"Not for many decades has a storm hit a piece of land like that," said the president. He also shared that he will be visiting Puerto Rico in the near future.
Hurricane Maria rammed into Puerto Rico on Wednesday, killing at least one person and destroying the power grid. When people were able to leave their homes on Thursday, they found destruction: “splintered homes, crumbled balconies, uprooted trees and floodwaters coursing through streets,” reported the New York Times.
Maria made landfall in Puerto Rico on the island’s southeast side as category 4 hurricane. The wind rushed at 155 miles per hour before the hurricane lost strength, reported Fox News.
Unfortunately, the storm regained power on Thursday. It headed towards Turks and Caicos as a Category 3 hurricane.

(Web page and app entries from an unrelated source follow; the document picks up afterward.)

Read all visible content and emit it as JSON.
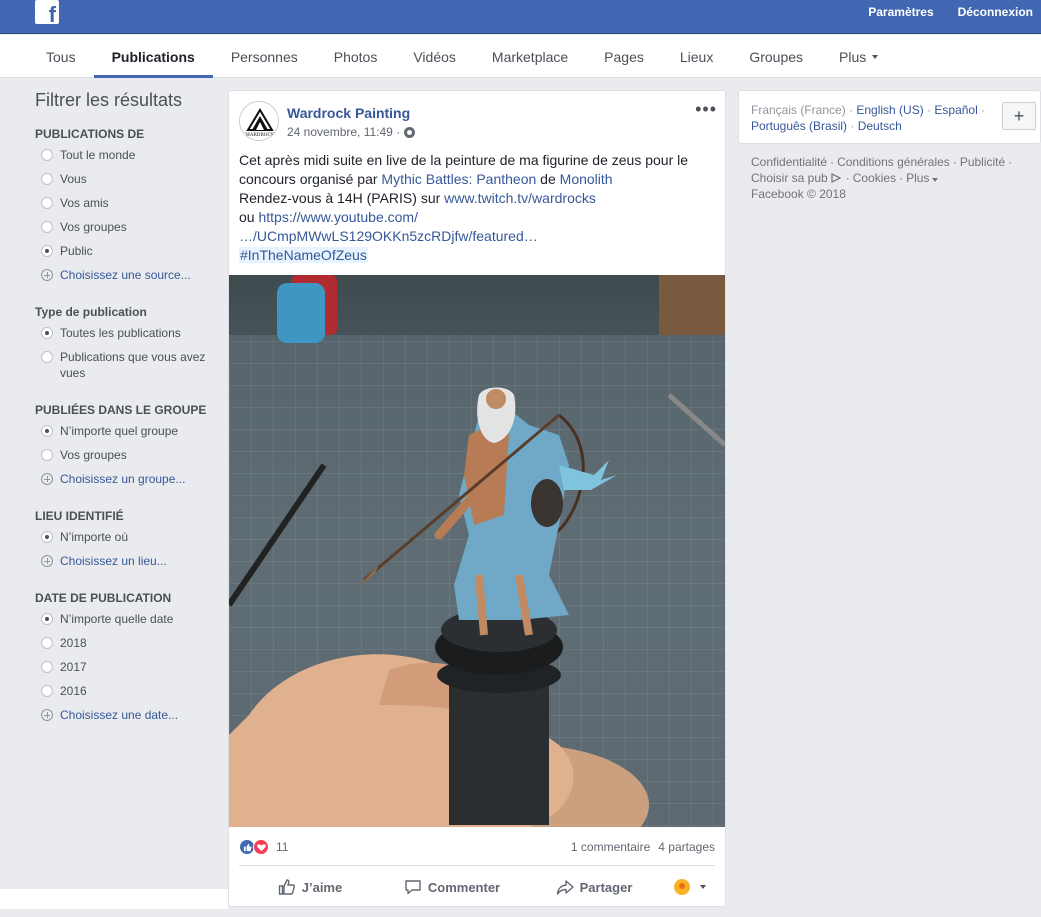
{
  "topbar": {
    "logo_letter": "f",
    "links": [
      "Paramètres",
      "Déconnexion"
    ]
  },
  "tabs": [
    {
      "label": "Tous",
      "active": false
    },
    {
      "label": "Publications",
      "active": true
    },
    {
      "label": "Personnes",
      "active": false
    },
    {
      "label": "Photos",
      "active": false
    },
    {
      "label": "Vidéos",
      "active": false
    },
    {
      "label": "Marketplace",
      "active": false
    },
    {
      "label": "Pages",
      "active": false
    },
    {
      "label": "Lieux",
      "active": false
    },
    {
      "label": "Groupes",
      "active": false
    },
    {
      "label": "Plus",
      "active": false
    }
  ],
  "filters": {
    "title": "Filtrer les résultats",
    "sections": [
      {
        "title": "PUBLICATIONS DE",
        "options": [
          {
            "type": "radio",
            "label": "Tout le monde",
            "checked": false
          },
          {
            "type": "radio",
            "label": "Vous",
            "checked": false
          },
          {
            "type": "radio",
            "label": "Vos amis",
            "checked": false
          },
          {
            "type": "radio",
            "label": "Vos groupes",
            "checked": false
          },
          {
            "type": "radio",
            "label": "Public",
            "checked": true
          },
          {
            "type": "add",
            "label": "Choisissez une source..."
          }
        ]
      },
      {
        "title": "Type de publication",
        "options": [
          {
            "type": "radio",
            "label": "Toutes les publications",
            "checked": true
          },
          {
            "type": "radio",
            "label": "Publications que vous avez vues",
            "checked": false
          }
        ]
      },
      {
        "title": "PUBLIÉES DANS LE GROUPE",
        "options": [
          {
            "type": "radio",
            "label": "N’importe quel groupe",
            "checked": true
          },
          {
            "type": "radio",
            "label": "Vos groupes",
            "checked": false
          },
          {
            "type": "add",
            "label": "Choisissez un groupe..."
          }
        ]
      },
      {
        "title": "LIEU IDENTIFIÉ",
        "options": [
          {
            "type": "radio",
            "label": "N’importe où",
            "checked": true
          },
          {
            "type": "add",
            "label": "Choisissez un lieu..."
          }
        ]
      },
      {
        "title": "DATE DE PUBLICATION",
        "options": [
          {
            "type": "radio",
            "label": "N’importe quelle date",
            "checked": true
          },
          {
            "type": "radio",
            "label": "2018",
            "checked": false
          },
          {
            "type": "radio",
            "label": "2017",
            "checked": false
          },
          {
            "type": "radio",
            "label": "2016",
            "checked": false
          },
          {
            "type": "add",
            "label": "Choisissez une date..."
          }
        ]
      }
    ]
  },
  "post": {
    "author": "Wardrock Painting",
    "avatar_text": "WARDROCK",
    "date": "24 novembre, 11:49 ·",
    "more": "•••",
    "text": {
      "line1": "Cet après midi suite en live de la peinture de ma figurine de zeus pour le",
      "line2_prefix": "concours organisé par ",
      "link1": "Mythic Battles: Pantheon",
      "line2_mid": " de ",
      "link2": "Monolith",
      "line3_prefix": "Rendez-vous à 14H (PARIS) sur ",
      "link3": "www.twitch.tv/wardrocks",
      "line4_prefix": "ou ",
      "link4": "https://www.youtube.com/",
      "link5": "…/UCmpMWwLS129OKKn5zcRDjfw/featured…",
      "hashtag": "#InTheNameOfZeus"
    },
    "reactions_count": "11",
    "comments": "1 commentaire",
    "shares": "4 partages",
    "actions": {
      "like": "J’aime",
      "comment": "Commenter",
      "share": "Partager"
    }
  },
  "right": {
    "languages": {
      "current": "Français (France)",
      "others": [
        "English (US)",
        "Español",
        "Português (Brasil)",
        "Deutsch"
      ],
      "add": "+"
    },
    "footer": {
      "links": [
        "Confidentialité",
        "Conditions générales",
        "Publicité",
        "Choisir sa pub",
        "Cookies",
        "Plus"
      ],
      "copyright": "Facebook © 2018"
    }
  }
}
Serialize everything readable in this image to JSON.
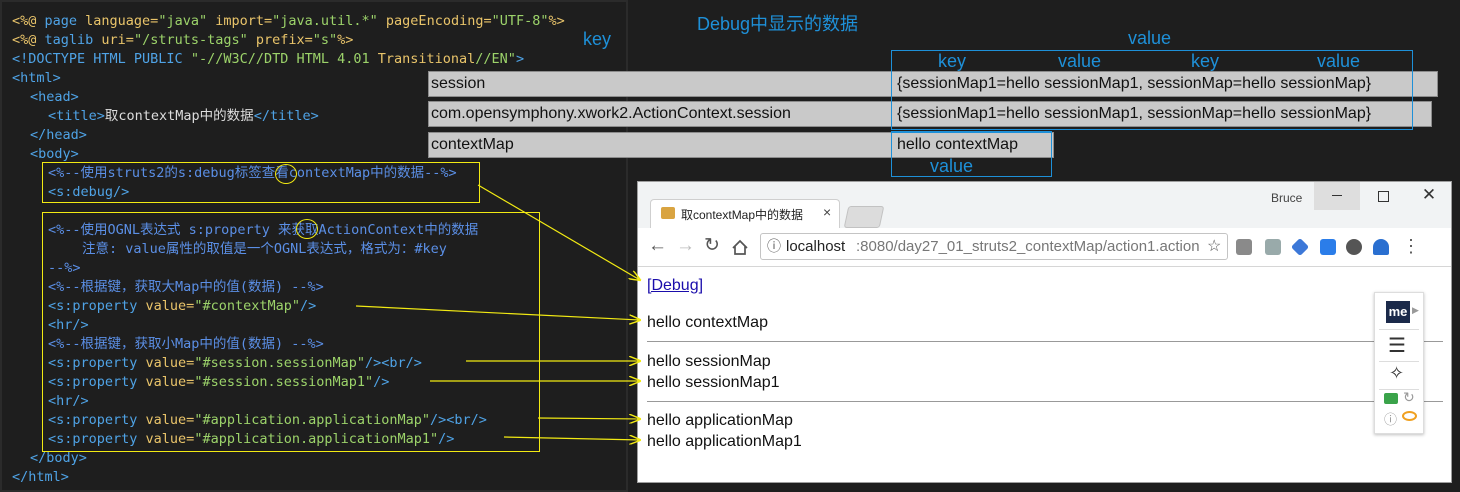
{
  "code": {
    "l1": {
      "a": "<%@ ",
      "b": "page",
      "c": " language=",
      "d": "\"java\"",
      "e": " import=",
      "f": "\"java.util.*\"",
      "g": " pageEncoding=",
      "h": "\"UTF-8\"",
      "i": "%>"
    },
    "l2": {
      "a": "<%@ ",
      "b": "taglib",
      "c": " uri=",
      "d": "\"/struts-tags\"",
      "e": " prefix=",
      "f": "\"s\"",
      "g": "%>"
    },
    "l3": {
      "a": "<!DOCTYPE HTML PUBLIC ",
      "b": "\"-//W3C//DTD HTML 4.01 ",
      "c": "Transitional",
      "d": "//EN\"",
      "e": ">"
    },
    "l4": "<html>",
    "l5": "<head>",
    "l6": {
      "a": "<title>",
      "b": "取contextMap中的数据",
      "c": "</title>"
    },
    "l7": "</head>",
    "l8": "<body>",
    "l9": "<%--使用struts2的s:debug标签查看contextMap中的数据--%>",
    "l10": "<s:debug/>",
    "l11": "<%--使用OGNL表达式 s:property 来获取ActionContext中的数据",
    "l12": "注意: value属性的取值是一个OGNL表达式，格式为：#key",
    "l13": "--%>",
    "l14": "<%--根据键，获取大Map中的值(数据) --%>",
    "l15": {
      "a": "<s:property",
      "b": " value=",
      "c": "\"#contextMap\"",
      "d": "/>"
    },
    "l16": "<hr/>",
    "l17": "<%--根据键，获取小Map中的值(数据) --%>",
    "l18": {
      "a": "<s:property",
      "b": " value=",
      "c": "\"#session.sessionMap\"",
      "d": "/><br/>"
    },
    "l19": {
      "a": "<s:property",
      "b": " value=",
      "c": "\"#session.sessionMap1\"",
      "d": "/>"
    },
    "l20": "<hr/>",
    "l21": {
      "a": "<s:property",
      "b": " value=",
      "c": "\"#application.applicationMap\"",
      "d": "/><br/>"
    },
    "l22": {
      "a": "<s:property",
      "b": " value=",
      "c": "\"#application.applicationMap1\"",
      "d": "/>"
    },
    "l23": "</body>",
    "l24": "</html>"
  },
  "annotations": {
    "title": "Debug中显示的数据",
    "key_left": "key",
    "value_top": "value",
    "key1": "key",
    "value1": "value",
    "key2": "key",
    "value2": "value",
    "value_bottom": "value"
  },
  "debug_rows": [
    {
      "key": "session",
      "value": "{sessionMap1=hello sessionMap1, sessionMap=hello sessionMap}"
    },
    {
      "key": "com.opensymphony.xwork2.ActionContext.session",
      "value": "{sessionMap1=hello sessionMap1, sessionMap=hello sessionMap}"
    },
    {
      "key": "contextMap",
      "value": "hello contextMap"
    }
  ],
  "browser": {
    "user": "Bruce",
    "tab_title": "取contextMap中的数据",
    "tab_close": "×",
    "url_host": "localhost",
    "url_rest": ":8080/day27_01_struts2_contextMap/action1.action",
    "debug_link": "[Debug]",
    "line1": "hello contextMap",
    "line2": "hello sessionMap",
    "line3": "hello sessionMap1",
    "line4": "hello applicationMap",
    "line5": "hello applicationMap1",
    "widget_label": "me"
  },
  "colors": {
    "annotation_blue": "#1e90d8",
    "highlight_yellow": "#f2ea13",
    "editor_bg": "#1e1e1e"
  }
}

Maria is the strongest hurricane to hit Puerto Rico in more than 80 years. It left 100% of the island without electricity. It’s unclear when power will return to the island. The power grid had already been crumbling because of lack of maintenance and a decrease in local government staff.
“Many now believe it will take weeks, if not months, to restore power,” said Fox .
"Once we're able to go outside, we're going to find our island destroyed," said Abner Gomez, Puerto Rico's emergency management director. "The information we have received is not encouraging. It's a system that has destroyed everything in its path."
The storm has caused an additional 9 deaths so far. Two people in Guadeloupe and seven in Dominica. That toll in Puerto Rico is expected to rise.
"The hit on Puerto Rico has been devastating with over 2 feet of rain, incredible storm surge and the whole island without power," declared Fox News Senior Meteorologist Janice Dean. "It is the worst disaster Puerto Rico has experienced in a generation. We have yet to see the devastation they are waking up to."
Authorities say that more than 11,000 people have taken cover in shelters. Thousands of others huddled in houses buffeted by the win.
Adrian Pacheco, a 40-year-old tourism company operator, described how he spent eight hours, along with 100 other residents, in a stairwell hiding from the storm. The hurricane ripped the storm shutters off his building and destroyed three balconies.
"I think people didn't expect the storm to reach the point that it did," said Pacheco. "Since Irma never really happened, they thought Maria would be the same."
In other news, rescue workers in Mexico City are rushing to save a 12-year-old girl trapped under rubble from the earthquake. Pray for her safety and all those impacted by natural disasters.